As for protecting themselves from a wrongful death suit, I stated before I understood wanting to protect themselves. HOWEVER, insisting that the hospital looking at an appeal simply to protect themselves willfully ignores the fact that the family has made it quite clear that they want Marlise taken off the machines... which means if they turn around in a month and go "O.M.G! You killed my wife/daughter and my child/grandchild!" they would have a hard time winning since their stance has made the headlines across the nation and everyone knows they wanted the machines pulled. Including the courts.
Concerning the case in California as well as this one... I think all it shows is that there needs to be a firm line applied to hospitals respecting the wishes of the next of kin. Want a dead person kept on machines, hospital has to do it. Want a dead person removed from machines even though the corpse was
incubating a fetus. hospital has to do it. While I can see the appeal being a chance at getting definitive answers from a higher court, something tells me this is more about a county within a strict pro-life state trying to set precedence for the future. I also do not think the judge took a deliberate "make it go away" approach. He stated quite clearly that since the law did not apply to Mrs. Munoz that he did not need to rule on any of the constitutional arguments that Eric Munoz made in his filing. And he is correct in that statement... the law was misapplied to Mrs. Munoz. The hospital now knows that it cannot use that law when dealing with dead pregnant patients. There's no reason for him to rule any further about the law.
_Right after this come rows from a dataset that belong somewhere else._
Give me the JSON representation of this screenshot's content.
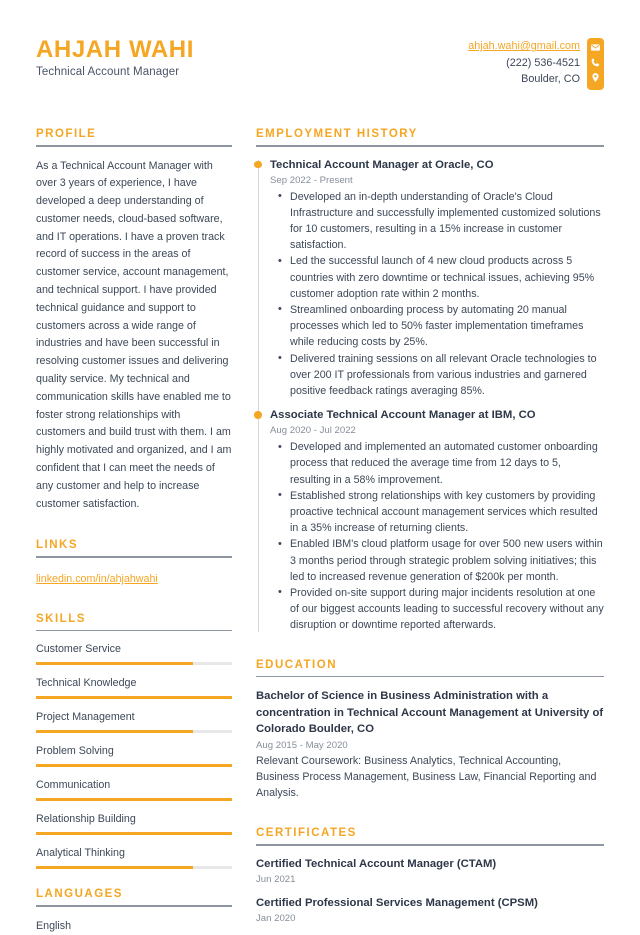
{
  "theme": {
    "accent": "#f5a623",
    "text": "#3c4858",
    "muted": "#868e99",
    "rule": "#8d95a0",
    "track": "#e8e8e8"
  },
  "header": {
    "full_name": "AHJAH WAHI",
    "job_title": "Technical Account Manager",
    "contact": {
      "email": "ahjah.wahi@gmail.com",
      "phone": "(222) 536-4521",
      "location": "Boulder, CO",
      "icons": [
        "envelope-icon",
        "phone-icon",
        "location-pin-icon"
      ]
    }
  },
  "sections": {
    "profile": {
      "title": "PROFILE",
      "text": "As a Technical Account Manager with over 3 years of experience, I have developed a deep understanding of customer needs, cloud-based software, and IT operations. I have a proven track record of success in the areas of customer service, account management, and technical support. I have provided technical guidance and support to customers across a wide range of industries and have been successful in resolving customer issues and delivering quality service. My technical and communication skills have enabled me to foster strong relationships with customers and build trust with them. I am highly motivated and organized, and I am confident that I can meet the needs of any customer and help to increase customer satisfaction."
    },
    "links": {
      "title": "LINKS",
      "items": [
        {
          "label": "linkedin.com/in/ahjahwahi"
        }
      ]
    },
    "skills": {
      "title": "SKILLS",
      "items": [
        {
          "name": "Customer Service",
          "level": 80
        },
        {
          "name": "Technical Knowledge",
          "level": 100
        },
        {
          "name": "Project Management",
          "level": 80
        },
        {
          "name": "Problem Solving",
          "level": 100
        },
        {
          "name": "Communication",
          "level": 100
        },
        {
          "name": "Relationship Building",
          "level": 100
        },
        {
          "name": "Analytical Thinking",
          "level": 80
        }
      ]
    },
    "languages": {
      "title": "LANGUAGES",
      "items": [
        {
          "name": "English"
        }
      ]
    },
    "employment": {
      "title": "EMPLOYMENT HISTORY",
      "jobs": [
        {
          "role": "Technical Account Manager at Oracle, CO",
          "date": "Sep 2022 - Present",
          "bullets": [
            "Developed an in-depth understanding of Oracle's Cloud Infrastructure and successfully implemented customized solutions for 10 customers, resulting in a 15% increase in customer satisfaction.",
            "Led the successful launch of 4 new cloud products across 5 countries with zero downtime or technical issues, achieving 95% customer adoption rate within 2 months.",
            "Streamlined onboarding process by automating 20 manual processes which led to 50% faster implementation timeframes while reducing costs by 25%.",
            "Delivered training sessions on all relevant Oracle technologies to over 200 IT professionals from various industries and garnered positive feedback ratings averaging 85%."
          ]
        },
        {
          "role": "Associate Technical Account Manager at IBM, CO",
          "date": "Aug 2020 - Jul 2022",
          "bullets": [
            "Developed and implemented an automated customer onboarding process that reduced the average time from 12 days to 5, resulting in a 58% improvement.",
            "Established strong relationships with key customers by providing proactive technical account management services which resulted in a 35% increase of returning clients.",
            "Enabled IBM's cloud platform usage for over 500 new users within 3 months period through strategic problem solving initiatives; this led to increased revenue generation of $200k per month.",
            "Provided on-site support during major incidents resolution at one of our biggest accounts leading to successful recovery without any disruption or downtime reported afterwards."
          ]
        }
      ]
    },
    "education": {
      "title": "EDUCATION",
      "entries": [
        {
          "degree": "Bachelor of Science in Business Administration with a concentration in Technical Account Management at University of Colorado Boulder, CO",
          "date": "Aug 2015 - May 2020",
          "description": "Relevant Coursework: Business Analytics, Technical Accounting, Business Process Management, Business Law, Financial Reporting and Analysis."
        }
      ]
    },
    "certificates": {
      "title": "CERTIFICATES",
      "entries": [
        {
          "name": "Certified Technical Account Manager (CTAM)",
          "date": "Jun 2021"
        },
        {
          "name": "Certified Professional Services Management (CPSM)",
          "date": "Jan 2020"
        }
      ]
    }
  }
}
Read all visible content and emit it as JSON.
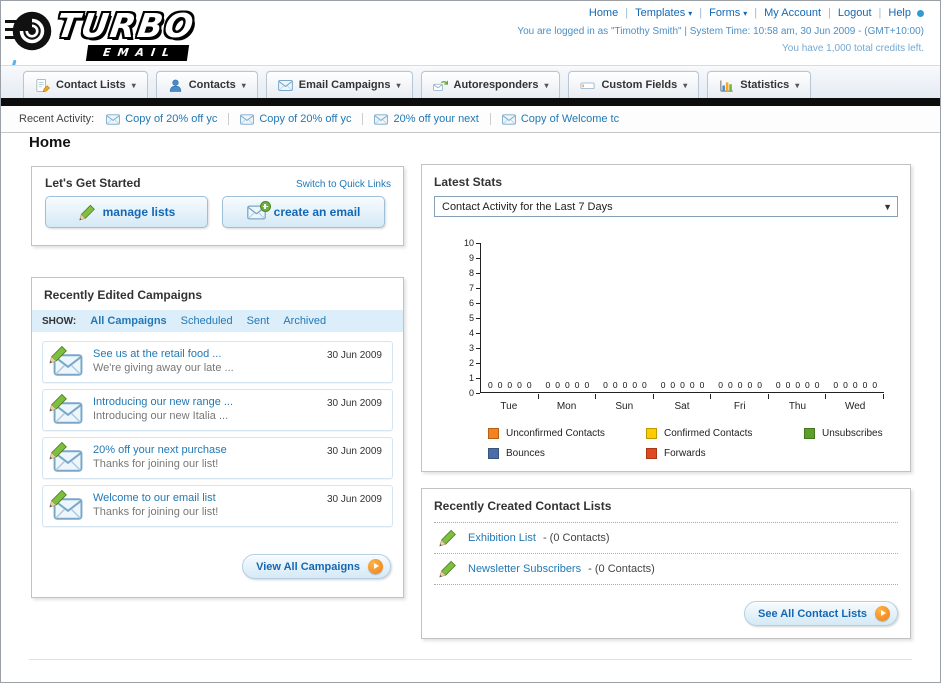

In other words, his silence speaks a hell of a lot more than his words did.